*** Opening DATA EXTRACTS ***

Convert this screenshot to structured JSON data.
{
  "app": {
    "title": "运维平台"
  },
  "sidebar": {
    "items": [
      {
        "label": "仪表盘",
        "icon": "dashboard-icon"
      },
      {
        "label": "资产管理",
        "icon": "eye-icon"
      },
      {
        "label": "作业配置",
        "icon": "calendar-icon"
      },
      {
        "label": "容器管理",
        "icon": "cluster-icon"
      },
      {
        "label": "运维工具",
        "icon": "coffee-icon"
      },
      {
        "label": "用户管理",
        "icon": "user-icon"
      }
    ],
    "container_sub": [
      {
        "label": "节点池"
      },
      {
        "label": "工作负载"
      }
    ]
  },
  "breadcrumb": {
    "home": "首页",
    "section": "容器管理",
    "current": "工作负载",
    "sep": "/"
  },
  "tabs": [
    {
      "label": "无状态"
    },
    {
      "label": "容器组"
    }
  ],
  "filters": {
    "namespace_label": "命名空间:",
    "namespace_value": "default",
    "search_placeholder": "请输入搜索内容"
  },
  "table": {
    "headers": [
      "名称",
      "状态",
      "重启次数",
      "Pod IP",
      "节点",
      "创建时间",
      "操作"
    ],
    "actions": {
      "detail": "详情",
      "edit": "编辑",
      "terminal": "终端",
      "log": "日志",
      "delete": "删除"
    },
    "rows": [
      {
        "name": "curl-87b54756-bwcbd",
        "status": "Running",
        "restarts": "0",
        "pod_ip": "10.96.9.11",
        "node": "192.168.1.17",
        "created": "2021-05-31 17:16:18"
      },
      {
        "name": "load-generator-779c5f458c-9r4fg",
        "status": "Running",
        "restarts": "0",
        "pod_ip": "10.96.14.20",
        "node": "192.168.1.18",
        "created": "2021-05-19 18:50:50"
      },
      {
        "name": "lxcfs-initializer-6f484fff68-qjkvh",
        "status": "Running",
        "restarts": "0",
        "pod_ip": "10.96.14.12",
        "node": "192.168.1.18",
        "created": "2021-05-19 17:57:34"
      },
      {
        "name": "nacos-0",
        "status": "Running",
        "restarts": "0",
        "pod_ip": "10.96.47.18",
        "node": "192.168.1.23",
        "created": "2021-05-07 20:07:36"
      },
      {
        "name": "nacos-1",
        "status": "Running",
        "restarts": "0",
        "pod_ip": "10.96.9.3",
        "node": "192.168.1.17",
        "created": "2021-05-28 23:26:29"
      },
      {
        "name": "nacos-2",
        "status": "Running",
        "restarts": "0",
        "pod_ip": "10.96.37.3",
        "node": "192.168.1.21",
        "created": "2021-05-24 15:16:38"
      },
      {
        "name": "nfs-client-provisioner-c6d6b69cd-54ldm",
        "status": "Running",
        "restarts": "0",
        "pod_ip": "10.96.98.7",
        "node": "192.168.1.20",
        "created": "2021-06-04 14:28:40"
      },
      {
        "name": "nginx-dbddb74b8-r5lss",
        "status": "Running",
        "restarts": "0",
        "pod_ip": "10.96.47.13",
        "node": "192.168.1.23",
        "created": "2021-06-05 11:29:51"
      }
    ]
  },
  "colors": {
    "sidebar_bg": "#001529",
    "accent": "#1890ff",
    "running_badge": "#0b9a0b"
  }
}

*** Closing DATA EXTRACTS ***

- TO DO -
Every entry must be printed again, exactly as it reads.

- YOUR RESPONSE -
Convert this screenshot to structured JSON data.
{
  "app": {
    "title": "运维平台"
  },
  "sidebar": {
    "items": [
      {
        "label": "仪表盘",
        "icon": "dashboard-icon"
      },
      {
        "label": "资产管理",
        "icon": "eye-icon"
      },
      {
        "label": "作业配置",
        "icon": "calendar-icon"
      },
      {
        "label": "容器管理",
        "icon": "cluster-icon"
      },
      {
        "label": "运维工具",
        "icon": "coffee-icon"
      },
      {
        "label": "用户管理",
        "icon": "user-icon"
      }
    ],
    "container_sub": [
      {
        "label": "节点池"
      },
      {
        "label": "工作负载"
      }
    ]
  },
  "breadcrumb": {
    "home": "首页",
    "section": "容器管理",
    "current": "工作负载",
    "sep": "/"
  },
  "tabs": [
    {
      "label": "无状态"
    },
    {
      "label": "容器组"
    }
  ],
  "filters": {
    "namespace_label": "命名空间:",
    "namespace_value": "default",
    "search_placeholder": "请输入搜索内容"
  },
  "table": {
    "headers": [
      "名称",
      "状态",
      "重启次数",
      "Pod IP",
      "节点",
      "创建时间",
      "操作"
    ],
    "actions": {
      "detail": "详情",
      "edit": "编辑",
      "terminal": "终端",
      "log": "日志",
      "delete": "删除"
    },
    "rows": [
      {
        "name": "curl-87b54756-bwcbd",
        "status": "Running",
        "restarts": "0",
        "pod_ip": "10.96.9.11",
        "node": "192.168.1.17",
        "created": "2021-05-31 17:16:18"
      },
      {
        "name": "load-generator-779c5f458c-9r4fg",
        "status": "Running",
        "restarts": "0",
        "pod_ip": "10.96.14.20",
        "node": "192.168.1.18",
        "created": "2021-05-19 18:50:50"
      },
      {
        "name": "lxcfs-initializer-6f484fff68-qjkvh",
        "status": "Running",
        "restarts": "0",
        "pod_ip": "10.96.14.12",
        "node": "192.168.1.18",
        "created": "2021-05-19 17:57:34"
      },
      {
        "name": "nacos-0",
        "status": "Running",
        "restarts": "0",
        "pod_ip": "10.96.47.18",
        "node": "192.168.1.23",
        "created": "2021-05-07 20:07:36"
      },
      {
        "name": "nacos-1",
        "status": "Running",
        "restarts": "0",
        "pod_ip": "10.96.9.3",
        "node": "192.168.1.17",
        "created": "2021-05-28 23:26:29"
      },
      {
        "name": "nacos-2",
        "status": "Running",
        "restarts": "0",
        "pod_ip": "10.96.37.3",
        "node": "192.168.1.21",
        "created": "2021-05-24 15:16:38"
      },
      {
        "name": "nfs-client-provisioner-c6d6b69cd-54ldm",
        "status": "Running",
        "restarts": "0",
        "pod_ip": "10.96.98.7",
        "node": "192.168.1.20",
        "created": "2021-06-04 14:28:40"
      },
      {
        "name": "nginx-dbddb74b8-r5lss",
        "status": "Running",
        "restarts": "0",
        "pod_ip": "10.96.47.13",
        "node": "192.168.1.23",
        "created": "2021-06-05 11:29:51"
      }
    ]
  },
  "colors": {
    "sidebar_bg": "#001529",
    "accent": "#1890ff",
    "running_badge": "#0b9a0b"
  }
}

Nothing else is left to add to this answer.